Action item
Copy the data that follows exactly, and include none of its images.

§

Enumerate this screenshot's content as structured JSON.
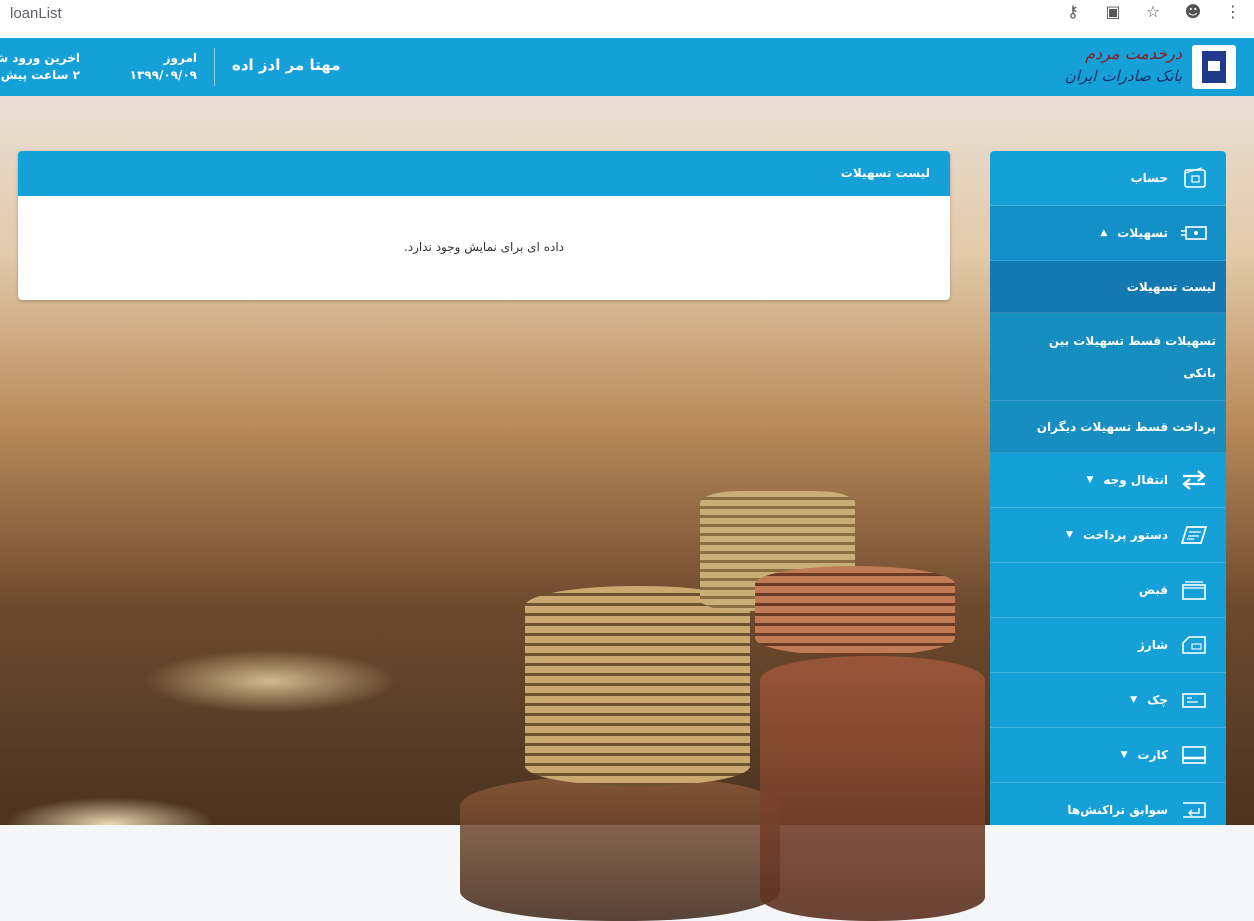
{
  "browser": {
    "tab_title": "loanList",
    "icons": [
      "key-icon",
      "image-blocked-icon",
      "star-icon",
      "profile-icon",
      "more-vert-icon"
    ]
  },
  "header": {
    "bank_name_line1": "درخدمت مردم",
    "bank_name_line2": "بانک صادرات ایران",
    "user_name": "مهتا مر ادز اده",
    "today_label": "امروز",
    "today_date": "۱۳۹۹/۰۹/۰۹",
    "last_login_label": "اخرین ورود ش",
    "last_login_value": "۲ ساعت پیش"
  },
  "panel": {
    "title": "لیست تسهیلات",
    "empty_message": "داده ای برای نمایش وجود ندارد."
  },
  "sidebar": {
    "account": "حساب",
    "facilities": "تسهیلات",
    "sub": {
      "loan_list": "لیست تسهیلات",
      "interbank_line1": "تسهیلات قسط تسهیلات بین",
      "interbank_line2": "بانکی",
      "pay_others": "پرداخت قسط تسهیلات دیگران"
    },
    "transfer": "انتقال وجه",
    "payment_order": "دستور پرداخت",
    "bill": "قبض",
    "charge": "شارژ",
    "cheque": "چک",
    "card": "کارت",
    "history": "سوابق تراکنش‌ها"
  },
  "colors": {
    "primary": "#16a0d8",
    "active": "#1479b0"
  }
}
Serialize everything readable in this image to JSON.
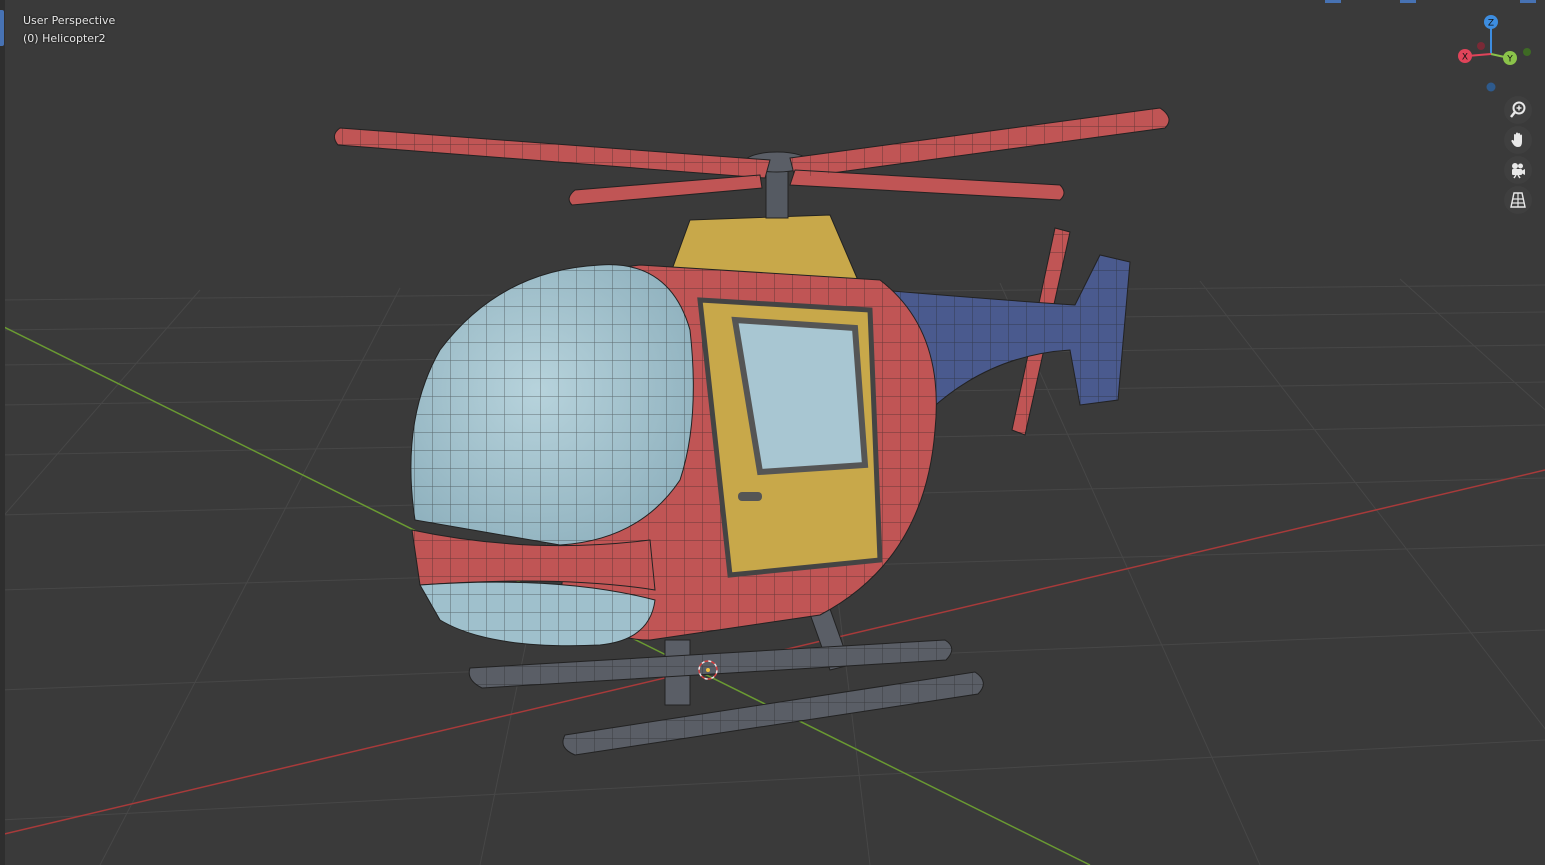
{
  "viewport": {
    "view_name": "User Perspective",
    "object_name": "(0) Helicopter2"
  },
  "gizmo": {
    "x_label": "X",
    "y_label": "Y",
    "z_label": "Z",
    "colors": {
      "x": "#e0445a",
      "y": "#8bc34a",
      "z": "#3d8de0"
    }
  },
  "nav_buttons": [
    {
      "icon": "zoom-icon"
    },
    {
      "icon": "hand-pan-icon"
    },
    {
      "icon": "camera-icon"
    },
    {
      "icon": "grid-perspective-icon"
    }
  ],
  "colors": {
    "background": "#3a3a3a",
    "grid": "#464646",
    "x_axis": "#a83a3a",
    "y_axis": "#6a9a32",
    "canopy": "#9fc0cc",
    "body_red": "#c05555",
    "yellow": "#c8a84a",
    "tail_blue": "#4a5a8e",
    "skid_gray": "#5a5e66"
  }
}
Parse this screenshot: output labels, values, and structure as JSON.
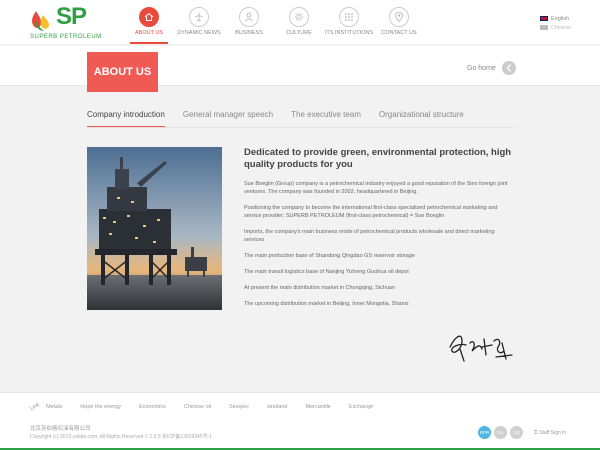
{
  "brand": {
    "logo_text": "SP",
    "name": "SUPERB PETROLEUM",
    "colors": {
      "green": "#2ea044",
      "red": "#e84a3c",
      "yellow": "#f2c029"
    }
  },
  "nav": {
    "items": [
      {
        "label": "ABOUT US",
        "icon": "home-icon",
        "active": true
      },
      {
        "label": "DYNAMIC NEWS",
        "icon": "plane-icon",
        "active": false
      },
      {
        "label": "BUSINESS",
        "icon": "person-icon",
        "active": false
      },
      {
        "label": "CULTURE",
        "icon": "sun-icon",
        "active": false
      },
      {
        "label": "ITS INSTITUTIONS",
        "icon": "grid-icon",
        "active": false
      },
      {
        "label": "CONTACT US",
        "icon": "location-pin-icon",
        "active": false
      }
    ]
  },
  "language": {
    "english": "English",
    "chinese": "Chinese"
  },
  "banner": {
    "section_title": "ABOUT US",
    "go_home": "Go home"
  },
  "tabs": [
    {
      "label": "Company introduction",
      "active": true
    },
    {
      "label": "General manager speech",
      "active": false
    },
    {
      "label": "The executive team",
      "active": false
    },
    {
      "label": "Organizational structure",
      "active": false
    }
  ],
  "article": {
    "heading": "Dedicated to provide green, environmental protection, high quality products for you",
    "paragraphs": [
      "Sue Boeglin (Group) company is a petrochemical industry enjoyed a good reputation of the Sino foreign joint ventures. The company was founded in 2002, headquartered in Beijing.",
      "Positioning the company to become the international first-class specialized petrochemical marketing and service provider; SUPERB PETROLEUM (first-class petrochemical) = Sue Boeglin",
      "Imports, the company's main business mode of petrochemical products wholesale and direct marketing services",
      "The main production base of Shandong Qingdao GS reservoir storage",
      "The main transit logistics base of Nanjing Yizheng Guohua oil depot",
      "At present the main distribution market in Chongqing, Sichuan",
      "The upcoming distribution market in Beijing, Inner Mongolia, Shanxi"
    ]
  },
  "footer": {
    "links_label": "Link",
    "links": [
      "Metals",
      "Hope the energy",
      "Economics",
      "Chinese oil",
      "Sinopec",
      "sinoland",
      "Mercantile",
      "Exchange"
    ],
    "company_cn": "北京苏伯格石油有限公司",
    "copyright": "Copyright (c) 2013 yabbe.com. All Rights Reserved V 1.0.5 京ICP备13019945号-1",
    "icon_labels": [
      "EPR",
      "OA",
      "QQ"
    ],
    "staff_sign_in": "Staff Sign in"
  }
}
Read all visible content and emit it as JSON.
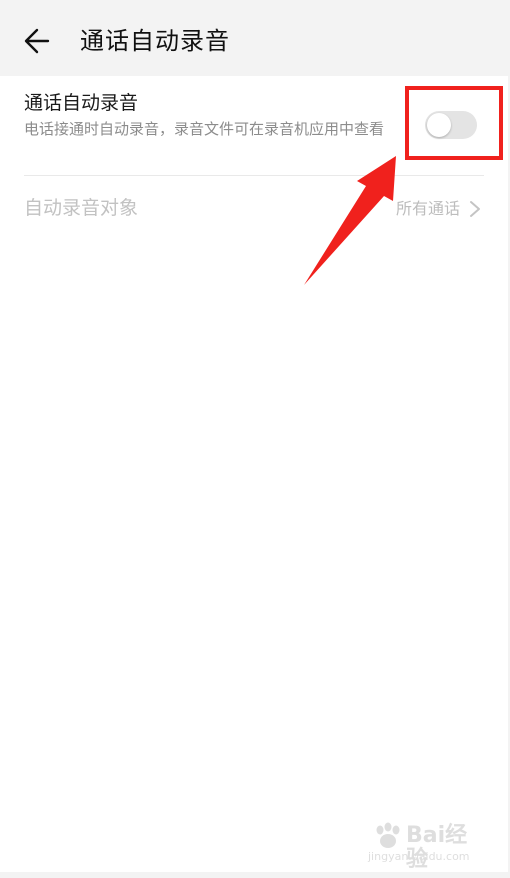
{
  "header": {
    "back_icon": "arrow-left-icon",
    "title": "通话自动录音"
  },
  "auto_record": {
    "title": "通话自动录音",
    "description": "电话接通时自动录音，录音文件可在录音机应用中查看",
    "toggle_state": "off"
  },
  "record_target": {
    "label": "自动录音对象",
    "value": "所有通话",
    "chevron_icon": "chevron-right-icon"
  },
  "annotation": {
    "highlight_color": "#f0211d",
    "arrow_color": "#f0211d"
  },
  "watermark": {
    "brand": "Bai经验",
    "url": "jingyan.baidu.com"
  },
  "colors": {
    "background": "#f3f3f3",
    "card": "#ffffff",
    "toggle_off": "#e4e4e4",
    "disabled_text": "#c2c2c2"
  }
}
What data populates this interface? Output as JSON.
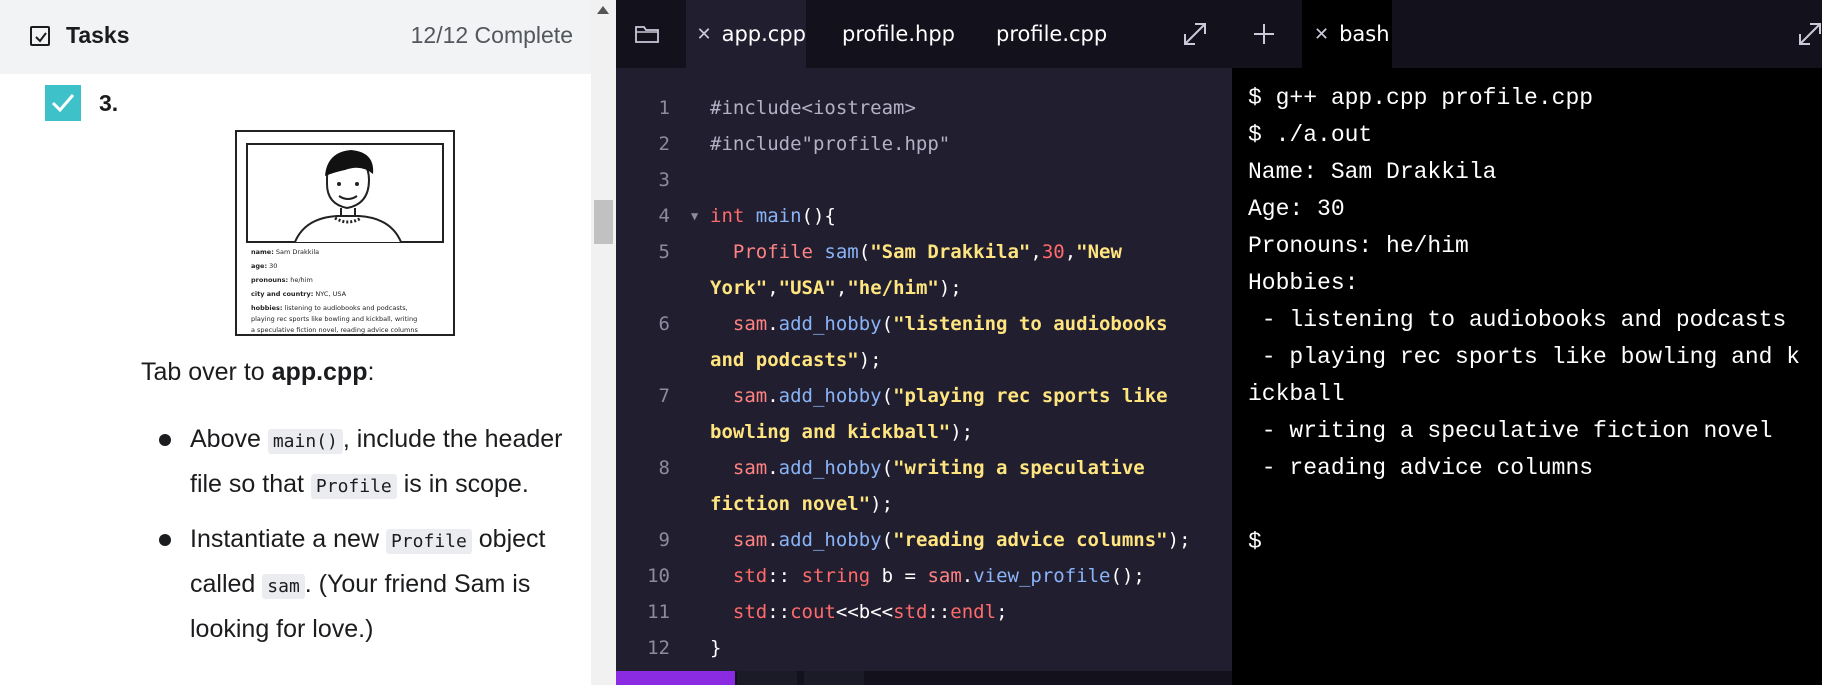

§

Answer area
Enumerate this screenshot's content as structured JSON.
{
  "browser": {
    "tab_title": "loanList",
    "icons": [
      "key-icon",
      "image-blocked-icon",
      "star-icon",
      "profile-icon",
      "more-vert-icon"
    ]
  },
  "header": {
    "bank_name_line1": "درخدمت مردم",
    "bank_name_line2": "بانک صادرات ایران",
    "user_name": "مهتا مر ادز اده",
    "today_label": "امروز",
    "today_date": "۱۳۹۹/۰۹/۰۹",
    "last_login_label": "اخرین ورود ش",
    "last_login_value": "۲ ساعت پیش"
  },
  "panel": {
    "title": "لیست تسهیلات",
    "empty_message": "داده ای برای نمایش وجود ندارد."
  },
  "sidebar": {
    "account": "حساب",
    "facilities": "تسهیلات",
    "sub": {
      "loan_list": "لیست تسهیلات",
      "interbank_line1": "تسهیلات قسط تسهیلات بین",
      "interbank_line2": "بانکی",
      "pay_others": "پرداخت قسط تسهیلات دیگران"
    },
    "transfer": "انتقال وجه",
    "payment_order": "دستور پرداخت",
    "bill": "قبض",
    "charge": "شارژ",
    "cheque": "چک",
    "card": "کارت",
    "history": "سوابق تراکنش‌ها"
  },
  "colors": {
    "primary": "#16a0d8",
    "active": "#1479b0"
  }
}
Serialize everything readable in this image to JSON.
{
  "viewport": {
    "view_name": "User Perspective",
    "object_name": "(0) Helicopter2"
  },
  "gizmo": {
    "x_label": "X",
    "y_label": "Y",
    "z_label": "Z",
    "colors": {
      "x": "#e0445a",
      "y": "#8bc34a",
      "z": "#3d8de0"
    }
  },
  "nav_buttons": [
    {
      "icon": "zoom-icon"
    },
    {
      "icon": "hand-pan-icon"
    },
    {
      "icon": "camera-icon"
    },
    {
      "icon": "grid-perspective-icon"
    }
  ],
  "colors": {
    "background": "#3a3a3a",
    "grid": "#464646",
    "x_axis": "#a83a3a",
    "y_axis": "#6a9a32",
    "canopy": "#9fc0cc",
    "body_red": "#c05555",
    "yellow": "#c8a84a",
    "tail_blue": "#4a5a8e",
    "skid_gray": "#5a5e66"
  }
}
Parse this screenshot: output labels, values, and structure as JSON.
{
  "brand": {
    "logo_text": "SP",
    "name": "SUPERB PETROLEUM",
    "colors": {
      "green": "#2ea044",
      "red": "#e84a3c",
      "yellow": "#f2c029"
    }
  },
  "nav": {
    "items": [
      {
        "label": "ABOUT US",
        "icon": "home-icon",
        "active": true
      },
      {
        "label": "DYNAMIC NEWS",
        "icon": "plane-icon",
        "active": false
      },
      {
        "label": "BUSINESS",
        "icon": "person-icon",
        "active": false
      },
      {
        "label": "CULTURE",
        "icon": "sun-icon",
        "active": false
      },
      {
        "label": "ITS INSTITUTIONS",
        "icon": "grid-icon",
        "active": false
      },
      {
        "label": "CONTACT US",
        "icon": "location-pin-icon",
        "active": false
      }
    ]
  },
  "language": {
    "english": "English",
    "chinese": "Chinese"
  },
  "banner": {
    "section_title": "ABOUT US",
    "go_home": "Go home"
  },
  "tabs": [
    {
      "label": "Company introduction",
      "active": true
    },
    {
      "label": "General manager speech",
      "active": false
    },
    {
      "label": "The executive team",
      "active": false
    },
    {
      "label": "Organizational structure",
      "active": false
    }
  ],
  "article": {
    "heading": "Dedicated to provide green, environmental protection, high quality products for you",
    "paragraphs": [
      "Sue Boeglin (Group) company is a petrochemical industry enjoyed a good reputation of the Sino foreign joint ventures. The company was founded in 2002, headquartered in Beijing.",
      "Positioning the company to become the international first-class specialized petrochemical marketing and service provider; SUPERB PETROLEUM (first-class petrochemical) = Sue Boeglin",
      "Imports, the company's main business mode of petrochemical products wholesale and direct marketing services",
      "The main production base of Shandong Qingdao GS reservoir storage",
      "The main transit logistics base of Nanjing Yizheng Guohua oil depot",
      "At present the main distribution market in Chongqing, Sichuan",
      "The upcoming distribution market in Beijing, Inner Mongolia, Shanxi"
    ]
  },
  "footer": {
    "links_label": "Link",
    "links": [
      "Metals",
      "Hope the energy",
      "Economics",
      "Chinese oil",
      "Sinopec",
      "sinoland",
      "Mercantile",
      "Exchange"
    ],
    "company_cn": "北京苏伯格石油有限公司",
    "copyright": "Copyright (c) 2013 yabbe.com. All Rights Reserved V 1.0.5 京ICP备13019945号-1",
    "icon_labels": [
      "EPR",
      "OA",
      "QQ"
    ],
    "staff_sign_in": "Staff Sign in"
  }
}
Read all visible content and emit it as JSON.
{
  "header": {
    "back_icon": "arrow-left-icon",
    "title": "通话自动录音"
  },
  "auto_record": {
    "title": "通话自动录音",
    "description": "电话接通时自动录音，录音文件可在录音机应用中查看",
    "toggle_state": "off"
  },
  "record_target": {
    "label": "自动录音对象",
    "value": "所有通话",
    "chevron_icon": "chevron-right-icon"
  },
  "annotation": {
    "highlight_color": "#f0211d",
    "arrow_color": "#f0211d"
  },
  "watermark": {
    "brand": "Bai经验",
    "url": "jingyan.baidu.com"
  },
  "colors": {
    "background": "#f3f3f3",
    "card": "#ffffff",
    "toggle_off": "#e4e4e4",
    "disabled_text": "#c2c2c2"
  }
}
What data populates this interface? Output as JSON.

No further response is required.